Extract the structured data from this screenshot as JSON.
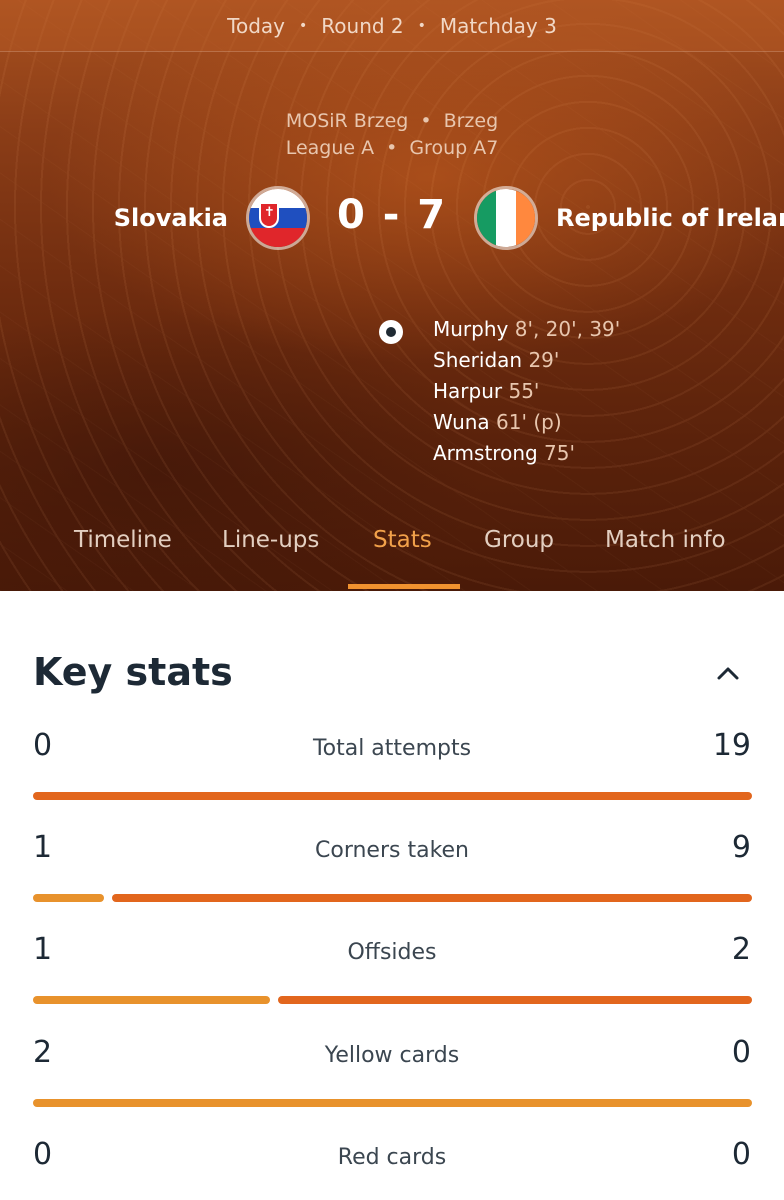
{
  "header": {
    "date": "Today",
    "round": "Round 2",
    "matchday": "Matchday 3",
    "stadium": "MOSiR Brzeg",
    "city": "Brzeg",
    "league": "League A",
    "group": "Group A7"
  },
  "match": {
    "home_team": "Slovakia",
    "away_team": "Republic of Ireland",
    "home_score": "0",
    "away_score": "7",
    "score": "0 - 7",
    "home_flag": "slovakia-flag",
    "away_flag": "ireland-flag",
    "scorers": [
      {
        "name": "Murphy",
        "minutes": "8', 20', 39'"
      },
      {
        "name": "Sheridan",
        "minutes": "29'"
      },
      {
        "name": "Harpur",
        "minutes": "55'"
      },
      {
        "name": "Wuna",
        "minutes": "61' (p)"
      },
      {
        "name": "Armstrong",
        "minutes": "75'"
      }
    ]
  },
  "tabs": [
    {
      "label": "Timeline"
    },
    {
      "label": "Line-ups"
    },
    {
      "label": "Stats",
      "active": true
    },
    {
      "label": "Group"
    },
    {
      "label": "Match info"
    }
  ],
  "key_stats": {
    "title": "Key stats",
    "rows": [
      {
        "label": "Total attempts",
        "home": "0",
        "away": "19"
      },
      {
        "label": "Corners taken",
        "home": "1",
        "away": "9"
      },
      {
        "label": "Offsides",
        "home": "1",
        "away": "2"
      },
      {
        "label": "Yellow cards",
        "home": "2",
        "away": "0"
      },
      {
        "label": "Red cards",
        "home": "0",
        "away": "0"
      }
    ]
  },
  "colors": {
    "accent": "#f0922f",
    "home_bar": "#e8922c",
    "away_bar": "#e2661d"
  }
}
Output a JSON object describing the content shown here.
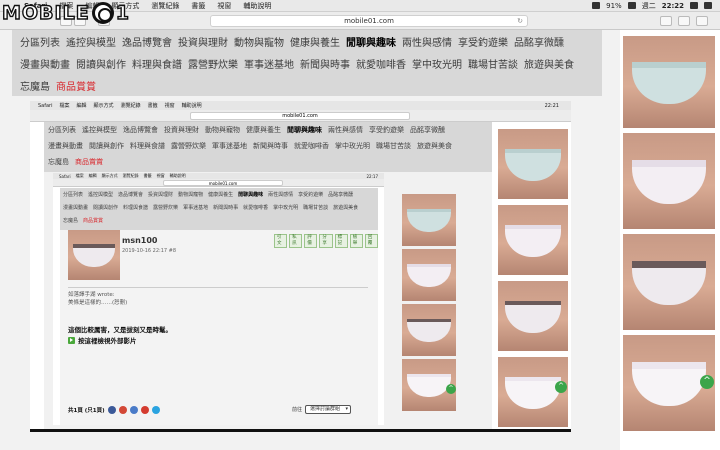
{
  "logo": {
    "text": "MOBILE01"
  },
  "menubar": {
    "app": "Safari",
    "items": [
      "檔案",
      "編輯",
      "顯示方式",
      "瀏覽紀錄",
      "書籤",
      "視窗",
      "輔助說明"
    ],
    "battery": "91%",
    "day": "週二",
    "time": "22:22"
  },
  "browser": {
    "url": "mobile01.com"
  },
  "nav": {
    "row1": [
      "分區列表",
      "遙控與模型",
      "逸品博覽會",
      "投資與理財",
      "動物與寵物",
      "健康與養生",
      "閒聊與趣味",
      "兩性與感情",
      "享受釣遊樂",
      "品酩享微醺"
    ],
    "row2": [
      "漫畫與動畫",
      "閱讀與創作",
      "料理與食譜",
      "露營野炊樂",
      "軍事迷基地",
      "新聞與時事",
      "就愛咖啡香",
      "掌中玫光明",
      "職場甘苦談",
      "旅遊與美食"
    ],
    "row3": [
      "忘魔島",
      "商品賞賞"
    ],
    "active": "閒聊與趣味",
    "highlight": "商品賞賞"
  },
  "mid": {
    "time": "22:21",
    "url": "mobile01.com"
  },
  "inner": {
    "url": "mobile01.com",
    "time": "22:17"
  },
  "post": {
    "author": "msn100",
    "date": "2019-10-16 22:17  #8",
    "tags": [
      "引文",
      "私訊",
      "評價",
      "分享",
      "標記",
      "檢舉",
      "回覆"
    ],
    "quote_author": "如落譯手湖 wrote:",
    "quote_text": "美條是這樣的……(恕刪)",
    "text": "這個比較厲害，又是拔刻又是時髦。",
    "link": "按這裡檢視外部影片"
  },
  "pager": {
    "label": "共1頁 (只1頁)",
    "jump_label": "前往",
    "jump_value": "選擇討論群組"
  },
  "colors": {
    "accent_red": "#d8262b",
    "green": "#3ba54a",
    "nav_bg": "#d8d8d8"
  }
}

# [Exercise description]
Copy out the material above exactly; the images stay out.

# [Solution]
Extract the structured data from this screenshot as JSON.
{
  "header": {
    "date": "Today",
    "round": "Round 2",
    "matchday": "Matchday 3",
    "stadium": "MOSiR Brzeg",
    "city": "Brzeg",
    "league": "League A",
    "group": "Group A7"
  },
  "match": {
    "home_team": "Slovakia",
    "away_team": "Republic of Ireland",
    "home_score": "0",
    "away_score": "7",
    "score": "0 - 7",
    "home_flag": "slovakia-flag",
    "away_flag": "ireland-flag",
    "scorers": [
      {
        "name": "Murphy",
        "minutes": "8', 20', 39'"
      },
      {
        "name": "Sheridan",
        "minutes": "29'"
      },
      {
        "name": "Harpur",
        "minutes": "55'"
      },
      {
        "name": "Wuna",
        "minutes": "61' (p)"
      },
      {
        "name": "Armstrong",
        "minutes": "75'"
      }
    ]
  },
  "tabs": [
    {
      "label": "Timeline"
    },
    {
      "label": "Line-ups"
    },
    {
      "label": "Stats",
      "active": true
    },
    {
      "label": "Group"
    },
    {
      "label": "Match info"
    }
  ],
  "key_stats": {
    "title": "Key stats",
    "rows": [
      {
        "label": "Total attempts",
        "home": "0",
        "away": "19"
      },
      {
        "label": "Corners taken",
        "home": "1",
        "away": "9"
      },
      {
        "label": "Offsides",
        "home": "1",
        "away": "2"
      },
      {
        "label": "Yellow cards",
        "home": "2",
        "away": "0"
      },
      {
        "label": "Red cards",
        "home": "0",
        "away": "0"
      }
    ]
  },
  "colors": {
    "accent": "#f0922f",
    "home_bar": "#e8922c",
    "away_bar": "#e2661d"
  }
}
Output a JSON object describing the content shown here.
{
  "logo": {
    "text": "MOBILE01"
  },
  "menubar": {
    "app": "Safari",
    "items": [
      "檔案",
      "編輯",
      "顯示方式",
      "瀏覽紀錄",
      "書籤",
      "視窗",
      "輔助說明"
    ],
    "battery": "91%",
    "day": "週二",
    "time": "22:22"
  },
  "browser": {
    "url": "mobile01.com"
  },
  "nav": {
    "row1": [
      "分區列表",
      "遙控與模型",
      "逸品博覽會",
      "投資與理財",
      "動物與寵物",
      "健康與養生",
      "閒聊與趣味",
      "兩性與感情",
      "享受釣遊樂",
      "品酩享微醺"
    ],
    "row2": [
      "漫畫與動畫",
      "閱讀與創作",
      "料理與食譜",
      "露營野炊樂",
      "軍事迷基地",
      "新聞與時事",
      "就愛咖啡香",
      "掌中玫光明",
      "職場甘苦談",
      "旅遊與美食"
    ],
    "row3": [
      "忘魔島",
      "商品賞賞"
    ],
    "active": "閒聊與趣味",
    "highlight": "商品賞賞"
  },
  "mid": {
    "time": "22:21",
    "url": "mobile01.com"
  },
  "inner": {
    "url": "mobile01.com",
    "time": "22:17"
  },
  "post": {
    "author": "msn100",
    "date": "2019-10-16 22:17  #8",
    "tags": [
      "引文",
      "私訊",
      "評價",
      "分享",
      "標記",
      "檢舉",
      "回覆"
    ],
    "quote_author": "如落譯手湖 wrote:",
    "quote_text": "美條是這樣的……(恕刪)",
    "text": "這個比較厲害，又是拔刻又是時髦。",
    "link": "按這裡檢視外部影片"
  },
  "pager": {
    "label": "共1頁 (只1頁)",
    "jump_label": "前往",
    "jump_value": "選擇討論群組"
  },
  "colors": {
    "accent_red": "#d8262b",
    "green": "#3ba54a",
    "nav_bg": "#d8d8d8"
  }
}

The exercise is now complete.